--- Task to carry out ---
One number is the whole answer: the tally of lines in the records below that contain "glyph".

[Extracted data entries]
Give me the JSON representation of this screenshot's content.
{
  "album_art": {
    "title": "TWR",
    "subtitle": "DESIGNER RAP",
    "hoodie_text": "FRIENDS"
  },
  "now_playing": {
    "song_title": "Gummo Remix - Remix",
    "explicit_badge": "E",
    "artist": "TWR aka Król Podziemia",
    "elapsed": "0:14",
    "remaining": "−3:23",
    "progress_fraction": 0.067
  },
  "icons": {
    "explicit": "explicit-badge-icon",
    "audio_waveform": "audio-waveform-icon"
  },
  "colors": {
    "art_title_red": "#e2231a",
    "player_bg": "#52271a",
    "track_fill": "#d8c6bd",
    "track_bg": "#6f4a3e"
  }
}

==

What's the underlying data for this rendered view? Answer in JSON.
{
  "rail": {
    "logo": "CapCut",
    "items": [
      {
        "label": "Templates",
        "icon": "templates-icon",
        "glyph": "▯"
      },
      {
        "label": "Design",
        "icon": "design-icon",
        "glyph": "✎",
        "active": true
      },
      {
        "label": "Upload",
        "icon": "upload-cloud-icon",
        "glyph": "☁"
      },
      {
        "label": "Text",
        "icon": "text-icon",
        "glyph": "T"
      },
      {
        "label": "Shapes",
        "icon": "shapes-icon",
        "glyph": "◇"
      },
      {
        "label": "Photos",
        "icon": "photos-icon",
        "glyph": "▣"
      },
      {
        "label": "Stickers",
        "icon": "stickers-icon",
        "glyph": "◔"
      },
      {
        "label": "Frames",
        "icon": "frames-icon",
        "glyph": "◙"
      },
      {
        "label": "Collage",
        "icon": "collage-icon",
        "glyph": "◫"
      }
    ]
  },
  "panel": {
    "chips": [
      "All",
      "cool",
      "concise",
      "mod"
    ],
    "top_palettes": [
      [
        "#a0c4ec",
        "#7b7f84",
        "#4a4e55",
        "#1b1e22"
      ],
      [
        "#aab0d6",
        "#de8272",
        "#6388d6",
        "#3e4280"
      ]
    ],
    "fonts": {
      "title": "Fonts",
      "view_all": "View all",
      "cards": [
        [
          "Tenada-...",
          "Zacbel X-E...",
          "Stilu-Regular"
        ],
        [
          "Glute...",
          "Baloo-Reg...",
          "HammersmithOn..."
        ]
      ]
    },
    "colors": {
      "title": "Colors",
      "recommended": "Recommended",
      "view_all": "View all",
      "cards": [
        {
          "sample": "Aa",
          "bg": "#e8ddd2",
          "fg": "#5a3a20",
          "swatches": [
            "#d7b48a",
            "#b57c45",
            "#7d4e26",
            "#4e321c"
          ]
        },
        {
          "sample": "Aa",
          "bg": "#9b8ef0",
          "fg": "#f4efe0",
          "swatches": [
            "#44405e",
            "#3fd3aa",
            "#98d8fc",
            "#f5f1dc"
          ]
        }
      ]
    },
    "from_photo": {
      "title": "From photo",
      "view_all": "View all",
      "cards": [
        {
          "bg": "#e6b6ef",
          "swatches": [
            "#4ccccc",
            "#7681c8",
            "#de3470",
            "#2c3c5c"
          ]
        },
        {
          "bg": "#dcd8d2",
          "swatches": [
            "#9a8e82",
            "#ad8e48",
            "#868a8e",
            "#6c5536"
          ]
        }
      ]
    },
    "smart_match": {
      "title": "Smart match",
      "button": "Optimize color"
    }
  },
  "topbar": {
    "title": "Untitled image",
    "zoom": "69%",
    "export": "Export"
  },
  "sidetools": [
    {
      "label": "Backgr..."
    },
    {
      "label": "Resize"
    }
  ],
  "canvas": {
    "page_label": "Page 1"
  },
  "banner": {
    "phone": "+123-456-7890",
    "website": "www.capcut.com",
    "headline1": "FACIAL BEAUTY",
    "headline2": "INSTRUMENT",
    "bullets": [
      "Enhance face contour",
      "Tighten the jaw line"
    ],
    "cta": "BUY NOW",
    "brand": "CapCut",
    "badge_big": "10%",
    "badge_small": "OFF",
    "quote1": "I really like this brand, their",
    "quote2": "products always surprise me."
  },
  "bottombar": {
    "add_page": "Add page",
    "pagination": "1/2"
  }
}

--- Problem solution ---
9